When you get down to it, each of us is walking around with a vision of a hoped-for reality—an alternate reality—for ourselves, for those we love, for our community, for our world. We imagine a world that exists somewhere beyond what our eyes can presently see. We have a choice: we can either approach life as a problem to be solved, a contest to be won, or as a mystery to be entered into more deeply. Without that drive for “the more,” life is little more than a frustrating problem we can’t seem to solve or an absurd game that we can’t seem to win. With that drive for “the more,” life becomes a mystery that enfolds us.
In the story of Jesus’ Transfiguration (Matthew 17:1–9), we, along with Peter, James, and John, get a glimpse of this mystery. Jesus is revealed in all his glory—a glimpse of what awaits at his Resurrection. To proclaim faith in Jesus Christ is to trust in his promise of a new reality—a reality of new and everlasting life, a reality in which heaven and earth are intimately linked. The Transfiguration is a reminder that this reality has already broken into this world. We can catch glimpses of it if we have eyes of faith. And, knowing that God keeps his promises, we can live as a people of hope and imagination.

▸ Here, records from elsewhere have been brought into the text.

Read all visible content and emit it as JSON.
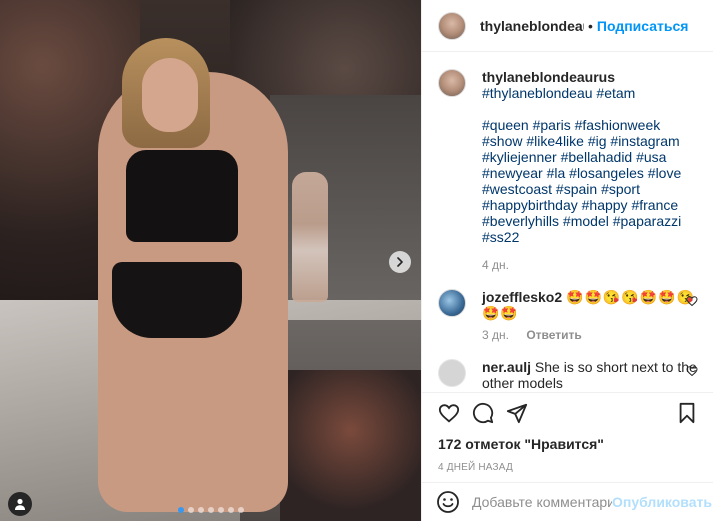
{
  "post": {
    "username": "thylaneblondeauru",
    "header_separator": "•",
    "follow_label": "Подписаться",
    "image_alt": "runway photo",
    "carousel": {
      "count": 7,
      "active_index": 0
    }
  },
  "caption": {
    "username": "thylaneblondeaurus",
    "hashtags_line1": "#thylaneblondeau #etam",
    "hashtags_line2": "#queen #paris #fashionweek #show #like4like #ig #instagram #kyliejenner #bellahadid #usa #newyear #la #losangeles #love #westcoast #spain #sport #happybirthday #happy #france #beverlyhills #model #paparazzi #ss22",
    "time": "4 дн."
  },
  "comments": [
    {
      "username": "jozefflesko2",
      "text": "🤩🤩😘😘🤩🤩😘🤩🤩",
      "time": "3 дн.",
      "reply_label": "Ответить"
    },
    {
      "username": "ner.aulj",
      "text": "She is so short next to the other models"
    }
  ],
  "actions": {
    "like_icon": "heart-icon",
    "comment_icon": "comment-icon",
    "share_icon": "paper-plane-icon",
    "save_icon": "bookmark-icon"
  },
  "likes_text": "172 отметок \"Нравится\"",
  "date_text": "4 дней назад",
  "add_comment": {
    "placeholder": "Добавьте комментарий...",
    "post_label": "Опубликовать"
  },
  "colors": {
    "link_blue": "#0095f6",
    "hashtag": "#00376b",
    "muted": "#8e8e8e",
    "carousel_active_dot": "#3897f0"
  }
}
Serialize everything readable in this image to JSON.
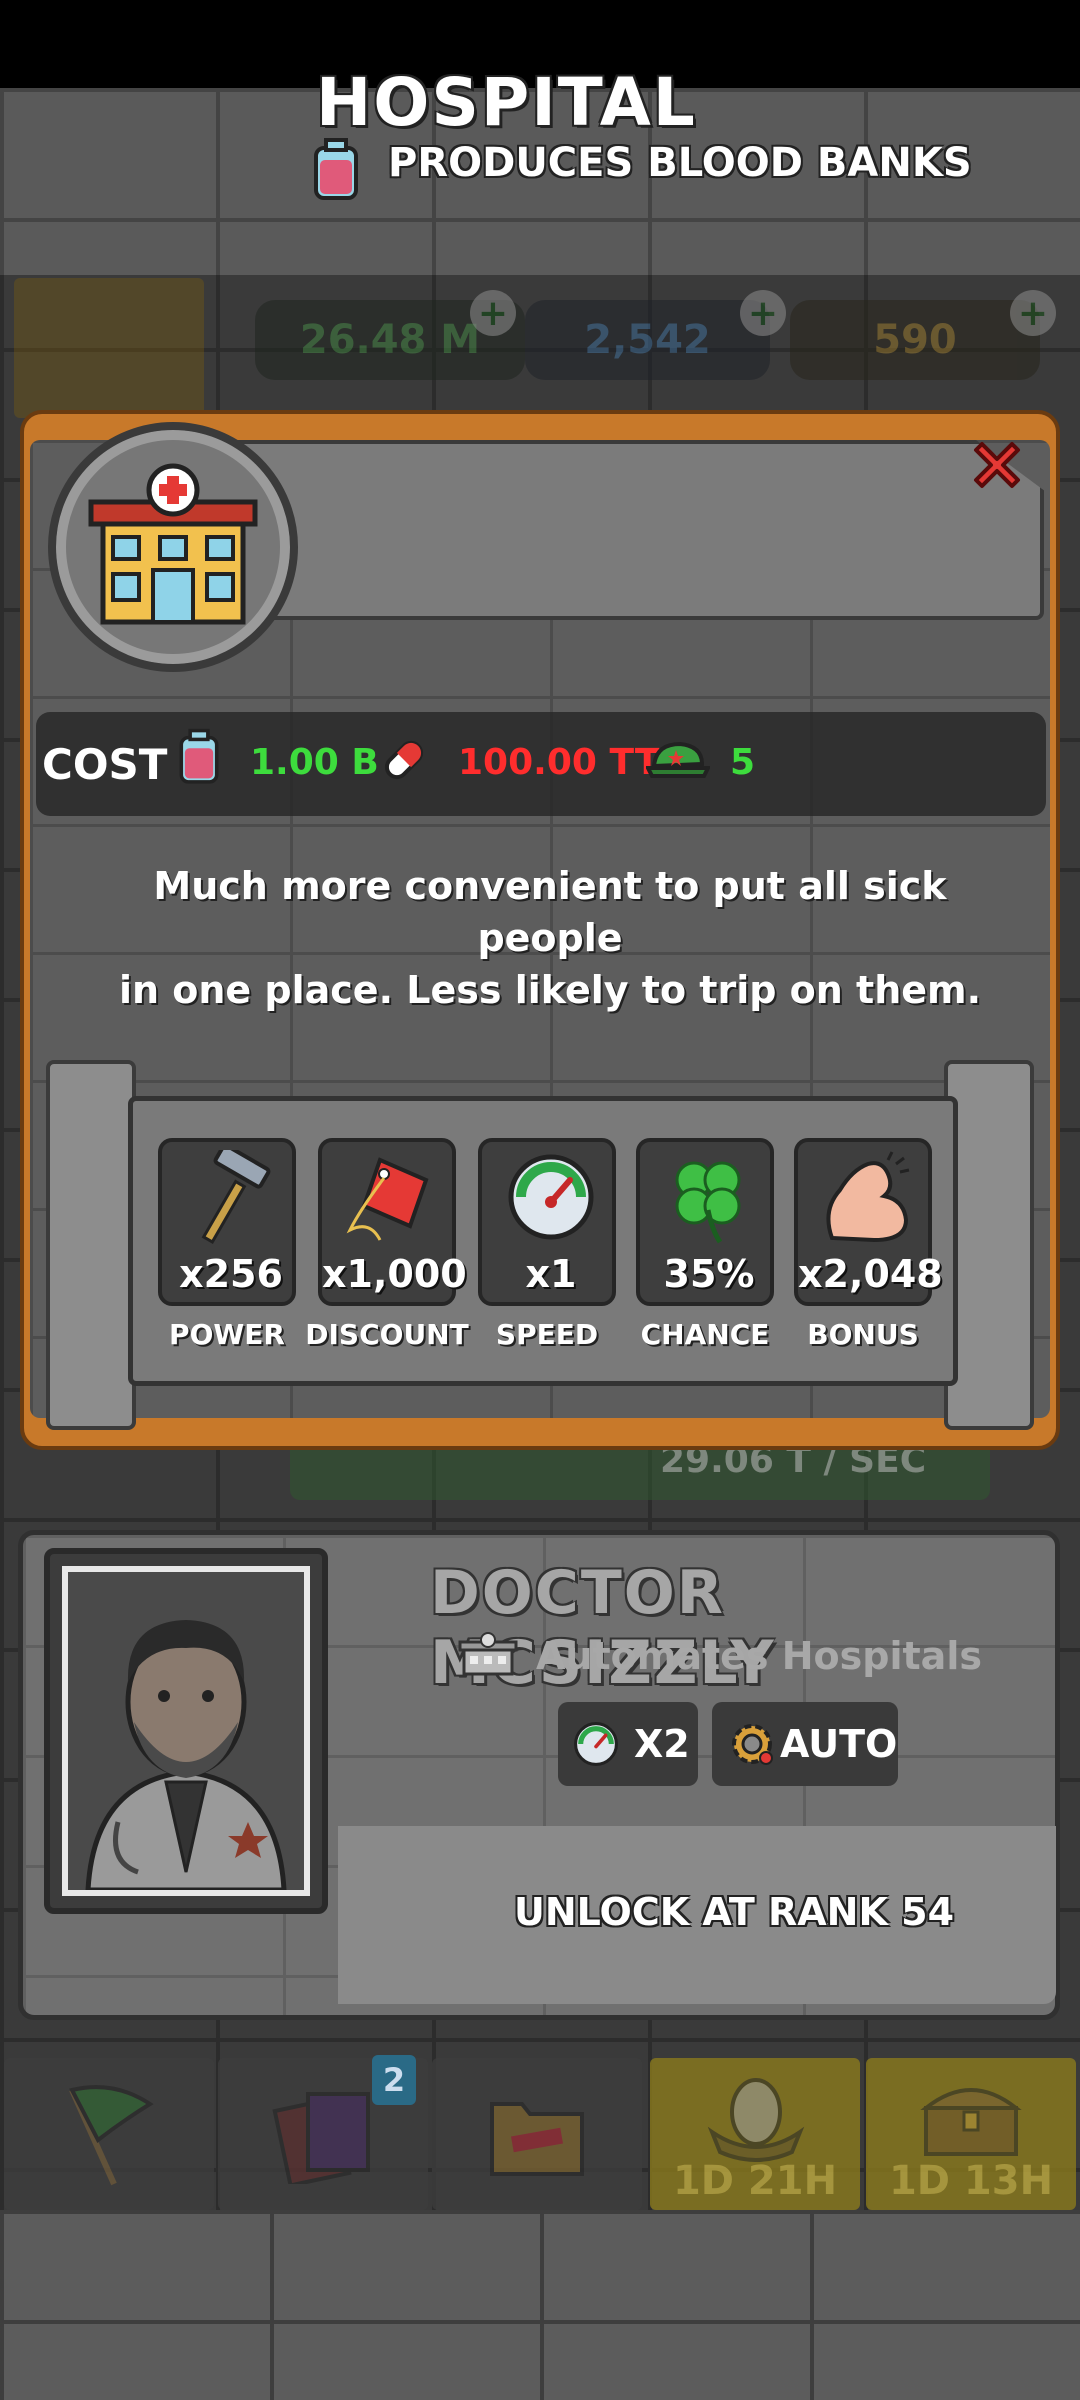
{
  "background": {
    "resources": {
      "money": "26.48 M",
      "flask": "2,542",
      "gold": "590"
    },
    "status_value": "29.06 T / SEC",
    "nav": {
      "badge_count": "2",
      "timer_1": "1D 21H",
      "timer_2": "1D 13H"
    }
  },
  "building": {
    "title": "HOSPITAL",
    "produces": "PRODUCES BLOOD BANKS",
    "icon": "hospital-building-icon"
  },
  "cost": {
    "label": "COST",
    "items": [
      {
        "icon": "blood-bank-icon",
        "value": "1.00 B",
        "color": "#3ddc3d"
      },
      {
        "icon": "pill-icon",
        "value": "100.00 TT",
        "color": "#ff2d2d"
      },
      {
        "icon": "army-cap-icon",
        "value": "5",
        "color": "#3ddc3d"
      }
    ]
  },
  "description": {
    "line1": "Much more convenient to put all sick people",
    "line2": "in one place. Less likely to trip on them."
  },
  "stats": [
    {
      "icon": "hammer-icon",
      "value": "x256",
      "label": "POWER"
    },
    {
      "icon": "price-tag-icon",
      "value": "x1,000",
      "label": "DISCOUNT"
    },
    {
      "icon": "speedometer-icon",
      "value": "x1",
      "label": "SPEED"
    },
    {
      "icon": "four-leaf-clover-icon",
      "value": "35%",
      "label": "CHANCE"
    },
    {
      "icon": "flexed-arm-icon",
      "value": "x2,048",
      "label": "BONUS"
    }
  ],
  "manager": {
    "name": "DOCTOR MCSIZZLY",
    "subtitle": "Automates Hospitals",
    "speed_boost": "X2",
    "auto_label": "AUTO",
    "unlock": "UNLOCK AT RANK 54"
  },
  "colors": {
    "panel_frame": "#c8792a",
    "cost_green": "#3ddc3d",
    "cost_red": "#ff2d2d"
  }
}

- What is one small thing you’re hoping for this week—at home, at work, from family, from friends, from co-workers, etc.? (Example: the kids will clean their rooms!)

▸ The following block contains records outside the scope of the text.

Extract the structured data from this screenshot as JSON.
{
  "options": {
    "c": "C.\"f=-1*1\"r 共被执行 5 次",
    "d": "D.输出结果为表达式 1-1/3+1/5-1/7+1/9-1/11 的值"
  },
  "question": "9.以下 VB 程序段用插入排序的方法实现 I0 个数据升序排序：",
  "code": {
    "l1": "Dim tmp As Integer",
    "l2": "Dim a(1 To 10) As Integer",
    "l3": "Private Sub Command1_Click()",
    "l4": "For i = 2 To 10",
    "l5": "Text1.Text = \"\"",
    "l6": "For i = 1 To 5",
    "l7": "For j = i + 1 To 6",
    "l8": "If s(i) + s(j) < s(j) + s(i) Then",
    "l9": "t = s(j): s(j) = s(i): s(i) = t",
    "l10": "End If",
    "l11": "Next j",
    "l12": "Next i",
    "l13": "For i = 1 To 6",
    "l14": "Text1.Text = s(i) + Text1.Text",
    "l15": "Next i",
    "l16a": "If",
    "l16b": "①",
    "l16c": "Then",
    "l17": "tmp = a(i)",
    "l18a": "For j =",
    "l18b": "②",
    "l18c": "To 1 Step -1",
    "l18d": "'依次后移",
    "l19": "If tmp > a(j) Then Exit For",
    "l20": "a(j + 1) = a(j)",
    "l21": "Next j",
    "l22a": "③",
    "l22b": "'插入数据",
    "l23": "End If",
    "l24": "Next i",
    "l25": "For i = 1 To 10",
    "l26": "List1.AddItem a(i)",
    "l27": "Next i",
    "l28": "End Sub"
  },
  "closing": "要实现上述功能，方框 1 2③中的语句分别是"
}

- What sometimes prevents you from being a person of hope?
Here are some videos related to the theme of the Transfiguration:
- Arts & Faith: Week 2 of Lent, Cycle A (3:08)

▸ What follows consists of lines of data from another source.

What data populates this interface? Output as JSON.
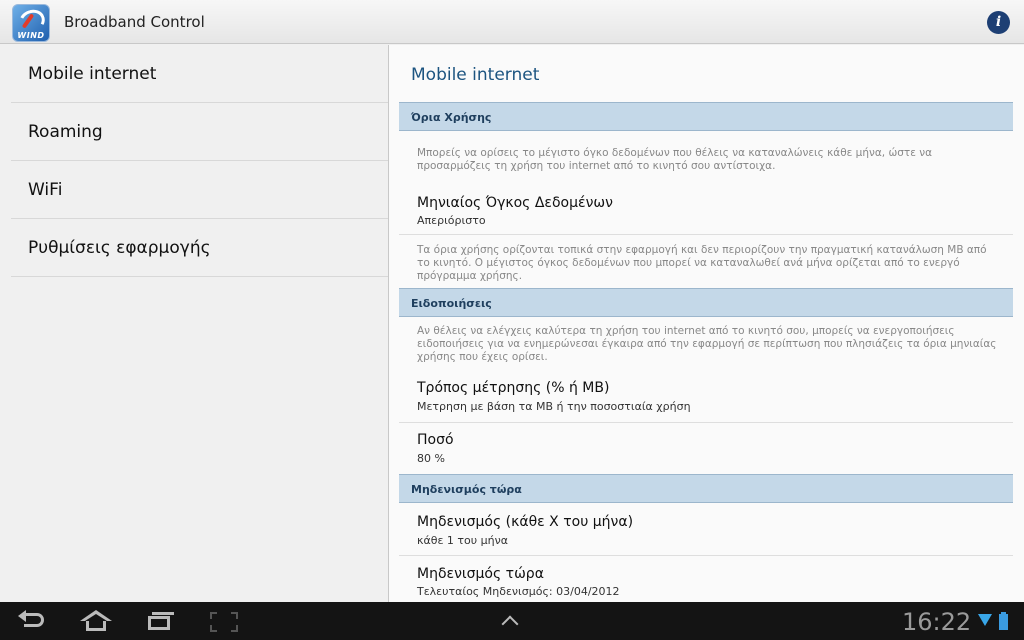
{
  "app": {
    "title": "Broadband Control",
    "icon_text": "WIND",
    "info_glyph": "i"
  },
  "sidebar": {
    "items": [
      {
        "label": "Mobile internet"
      },
      {
        "label": "Roaming"
      },
      {
        "label": "WiFi"
      },
      {
        "label": "Ρυθμίσεις εφαρμογής"
      }
    ]
  },
  "main": {
    "title": "Mobile internet",
    "sections": [
      {
        "header": "Όρια Χρήσης",
        "description": "Μπορείς να ορίσεις το μέγιστο όγκο δεδομένων που θέλεις να καταναλώνεις κάθε μήνα, ώστε να προσαρμόζεις τη χρήση του internet από το κινητό σου αντίστοιχα.",
        "prefs": [
          {
            "title": "Μηνιαίος Όγκος Δεδομένων",
            "summary": "Απεριόριστο"
          }
        ],
        "footer": "Τα όρια χρήσης ορίζονται τοπικά στην εφαρμογή και δεν περιορίζουν την πραγματική κατανάλωση MB από το κινητό. Ο μέγιστος όγκος δεδομένων που μπορεί να καταναλωθεί ανά μήνα ορίζεται από το ενεργό πρόγραμμα χρήσης."
      },
      {
        "header": "Ειδοποιήσεις",
        "description": "Αν θέλεις να ελέγχεις καλύτερα τη χρήση του internet από το κινητό σου, μπορείς να ενεργοποιήσεις ειδοποιήσεις για να ενημερώνεσαι έγκαιρα από την εφαρμογή σε περίπτωση που πλησιάζεις τα όρια μηνιαίας χρήσης που έχεις ορίσει.",
        "prefs": [
          {
            "title": "Τρόπος μέτρησης (% ή MB)",
            "summary": "Μετρηση με βάση τα MB ή την ποσοστιαία χρήση"
          },
          {
            "title": "Ποσό",
            "summary": "80 %"
          }
        ]
      },
      {
        "header": "Μηδενισμός τώρα",
        "prefs": [
          {
            "title": "Μηδενισμός (κάθε Χ του μήνα)",
            "summary": "κάθε 1 του μήνα"
          },
          {
            "title": "Μηδενισμός τώρα",
            "summary": "Τελευταίος Μηδενισμός: 03/04/2012"
          }
        ]
      }
    ]
  },
  "system_bar": {
    "clock": "16:22",
    "colors": {
      "status_accent": "#39a6e8"
    }
  }
}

- Bishop Barron on All the Light We Cannot See (9:07)
- For teens/young adults: An Illustration on Trusting God (2:21)
- For meditation: Eye Has Not Seen (4:22)